## THE TASK
Take each line of the material that includes "Lane" and copy it.

## INFORMATION SHOWN
►

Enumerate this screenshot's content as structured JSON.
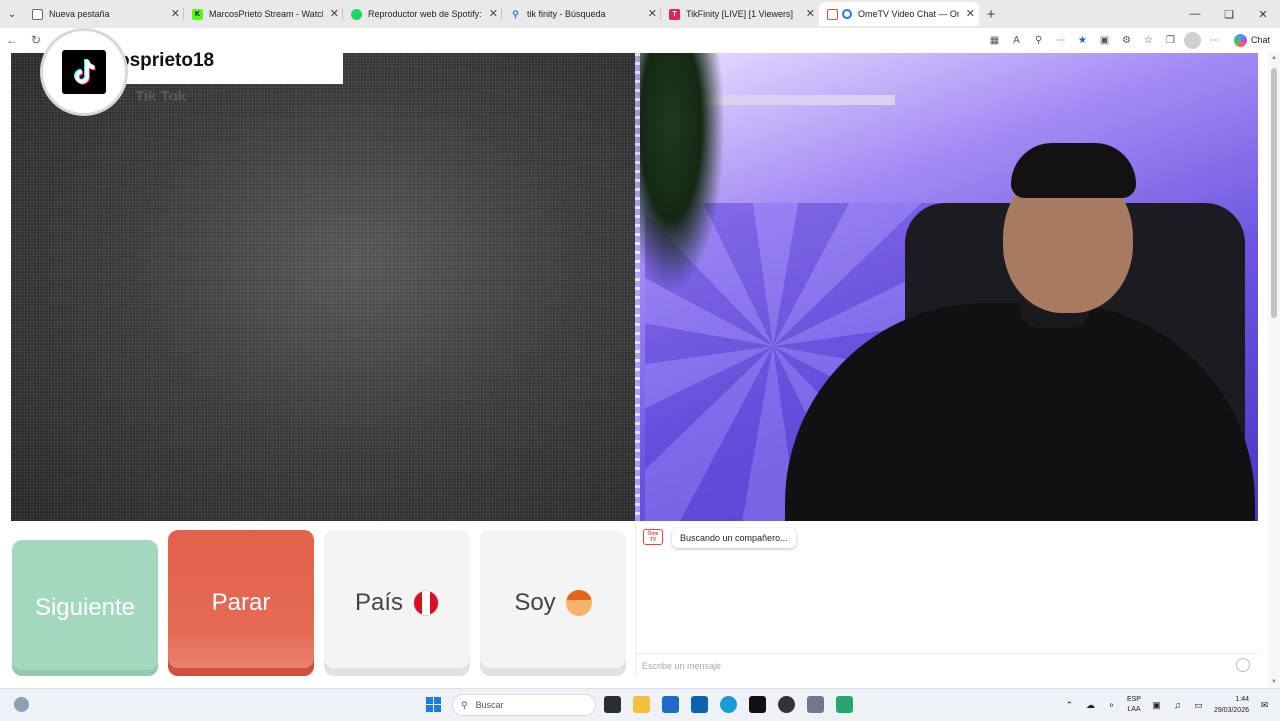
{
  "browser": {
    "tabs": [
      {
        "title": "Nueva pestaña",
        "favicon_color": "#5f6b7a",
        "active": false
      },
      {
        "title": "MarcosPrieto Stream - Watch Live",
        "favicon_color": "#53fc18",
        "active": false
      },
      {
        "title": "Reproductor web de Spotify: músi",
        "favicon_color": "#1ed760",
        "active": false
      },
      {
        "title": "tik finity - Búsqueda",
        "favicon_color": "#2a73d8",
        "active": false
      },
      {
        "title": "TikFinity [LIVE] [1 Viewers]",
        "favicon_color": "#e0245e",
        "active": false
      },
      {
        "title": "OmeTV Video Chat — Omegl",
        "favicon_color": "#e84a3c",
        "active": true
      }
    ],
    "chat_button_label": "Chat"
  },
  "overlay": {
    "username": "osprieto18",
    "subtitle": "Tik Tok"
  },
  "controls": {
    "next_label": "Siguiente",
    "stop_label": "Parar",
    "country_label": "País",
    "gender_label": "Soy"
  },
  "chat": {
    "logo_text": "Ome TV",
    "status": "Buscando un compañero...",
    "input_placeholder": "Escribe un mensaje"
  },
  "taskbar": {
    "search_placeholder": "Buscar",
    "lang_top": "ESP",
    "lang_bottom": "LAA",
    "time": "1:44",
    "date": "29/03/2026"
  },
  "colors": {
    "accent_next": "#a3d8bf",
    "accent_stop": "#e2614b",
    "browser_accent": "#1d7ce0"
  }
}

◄
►

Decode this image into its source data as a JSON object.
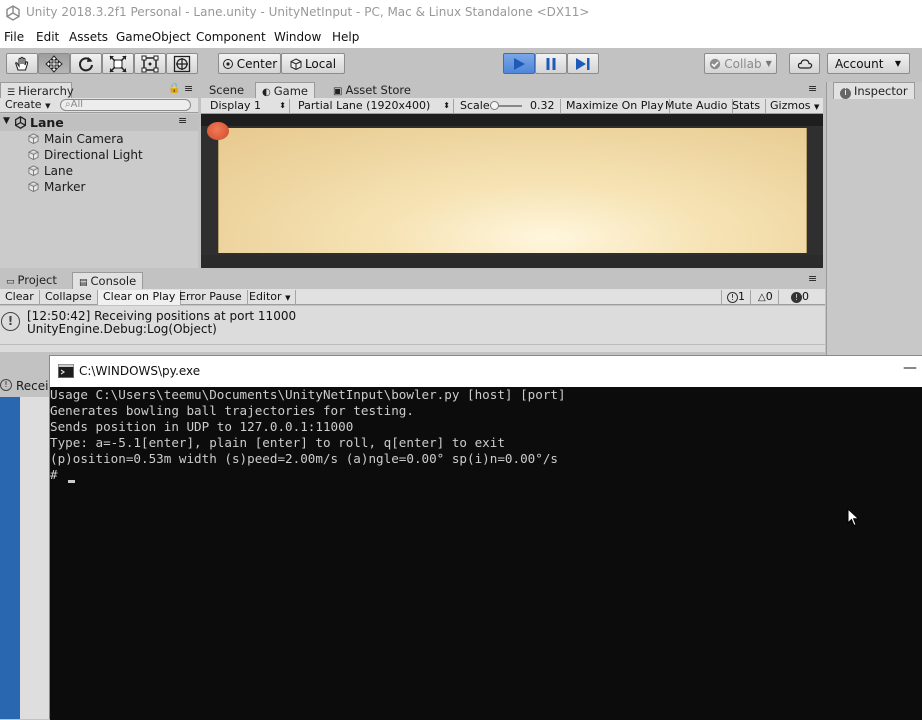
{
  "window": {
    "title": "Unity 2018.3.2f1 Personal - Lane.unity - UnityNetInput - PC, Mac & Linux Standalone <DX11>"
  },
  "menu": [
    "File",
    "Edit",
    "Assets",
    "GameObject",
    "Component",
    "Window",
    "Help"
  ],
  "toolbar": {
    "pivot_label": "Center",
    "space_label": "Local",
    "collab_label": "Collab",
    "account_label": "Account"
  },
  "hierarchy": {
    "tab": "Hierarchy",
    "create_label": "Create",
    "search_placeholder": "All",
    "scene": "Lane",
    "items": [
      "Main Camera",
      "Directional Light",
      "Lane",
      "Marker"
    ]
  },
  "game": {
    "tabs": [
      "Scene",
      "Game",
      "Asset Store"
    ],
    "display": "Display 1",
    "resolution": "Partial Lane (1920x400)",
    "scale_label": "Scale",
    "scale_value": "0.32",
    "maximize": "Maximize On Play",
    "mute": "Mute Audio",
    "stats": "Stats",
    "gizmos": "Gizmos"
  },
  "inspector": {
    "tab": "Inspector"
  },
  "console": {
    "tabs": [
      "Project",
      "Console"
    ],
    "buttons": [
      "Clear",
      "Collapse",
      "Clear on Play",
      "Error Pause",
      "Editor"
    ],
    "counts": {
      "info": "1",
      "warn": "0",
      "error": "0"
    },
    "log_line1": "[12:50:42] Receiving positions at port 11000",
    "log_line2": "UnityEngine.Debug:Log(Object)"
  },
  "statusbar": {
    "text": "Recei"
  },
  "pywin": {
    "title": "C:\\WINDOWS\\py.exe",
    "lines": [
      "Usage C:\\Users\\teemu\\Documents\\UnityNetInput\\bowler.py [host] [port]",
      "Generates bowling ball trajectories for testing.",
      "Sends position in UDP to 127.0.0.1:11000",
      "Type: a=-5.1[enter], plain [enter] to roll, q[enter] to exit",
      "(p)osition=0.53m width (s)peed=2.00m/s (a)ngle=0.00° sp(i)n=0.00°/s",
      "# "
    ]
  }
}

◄

## TASK OUTPUT
    "title": "Unity 2018.3.2f1 Personal - Lane.unity - UnityNetInput - PC, Mac & Linux Standalone <DX11>"
    "scene": "Lane",
      "Lane",
    "resolution": "Partial Lane (1920x400)",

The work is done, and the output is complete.